She is also Director Emeritus of Constructing Our Future started as part of her Public Policy class at the prison. Kelsey’s interest in prisons and related topics of race and violence began as a teenager with three experiences: marching with Martin Luther King, Jr. in Montgomery, AL, working with an all-male inmate crew assigned to the Maryland Statehouse where she was working, and living with a tribe of active headhunters in the Philippines.
After graduating from Yale in 1971 as a member of the university’s first class of women, Kelsey became a correctional officer at the Connecticut State Prison for Women in Niantic.

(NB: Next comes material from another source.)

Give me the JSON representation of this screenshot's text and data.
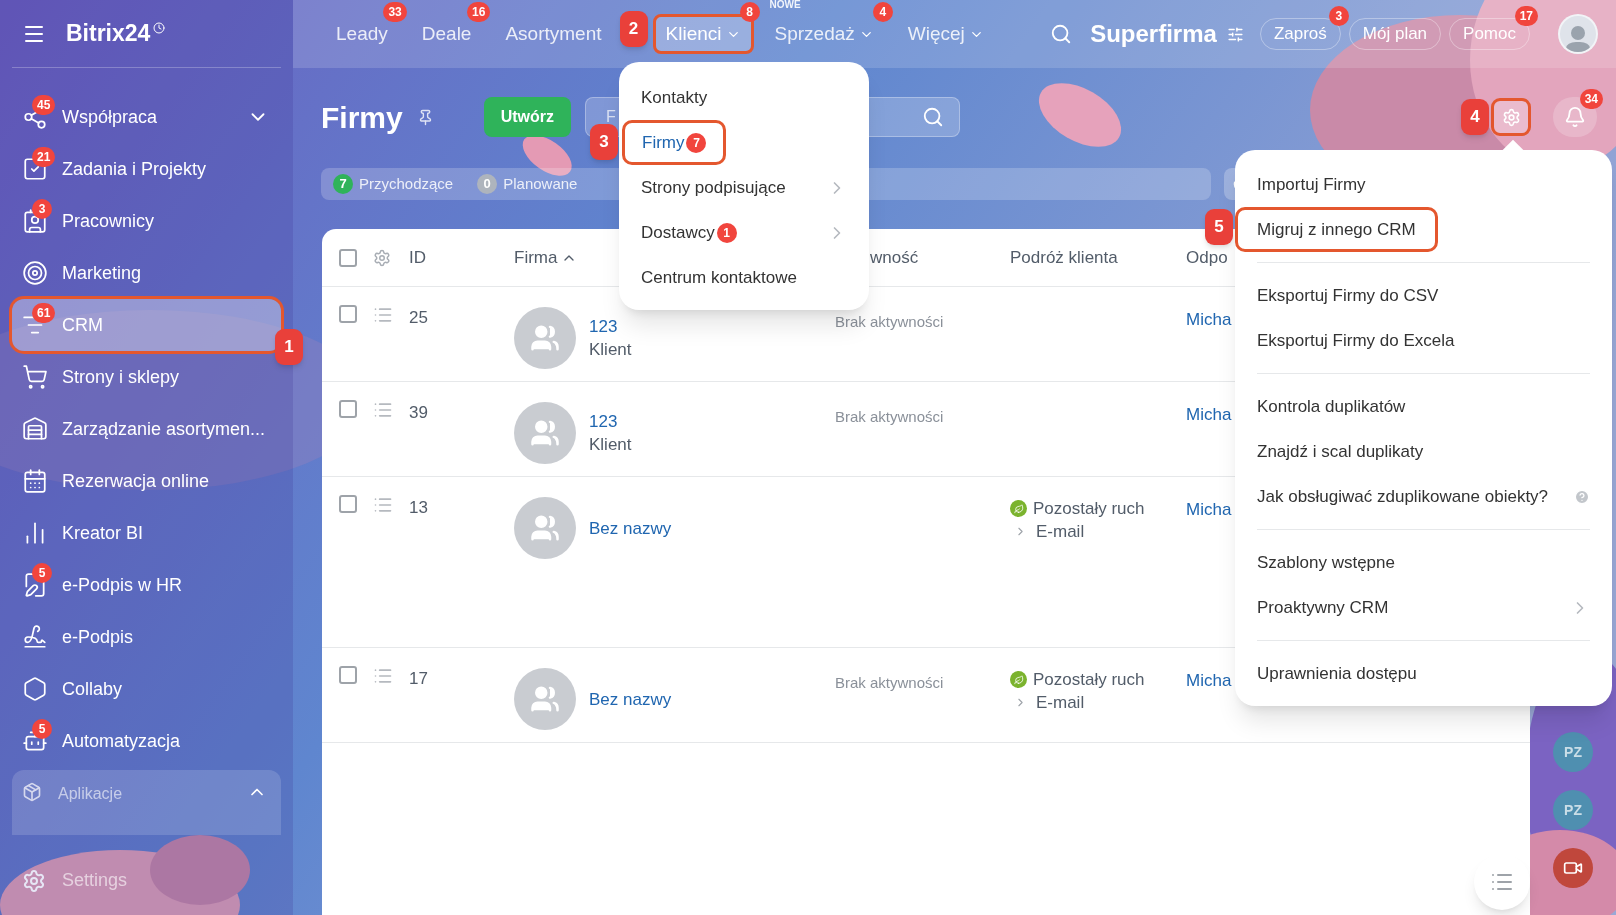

She later went to graduate school at Harvard where she wrote her dissertation on the devastating effect that working in prisons has on officers.
Her book, Prison Officers and Their World (Harvard U. Press, 1988), remains one of the few in-depth studies of men and women who work in prison. In the years since, she has continued to research and write about prisons, including being an advocate for the return of prison nurseries in the 1990s, and investigating problems of white supremacy among prison employees in the 2000s. Kelsey is now a full-time grandmother living in Oakland, CA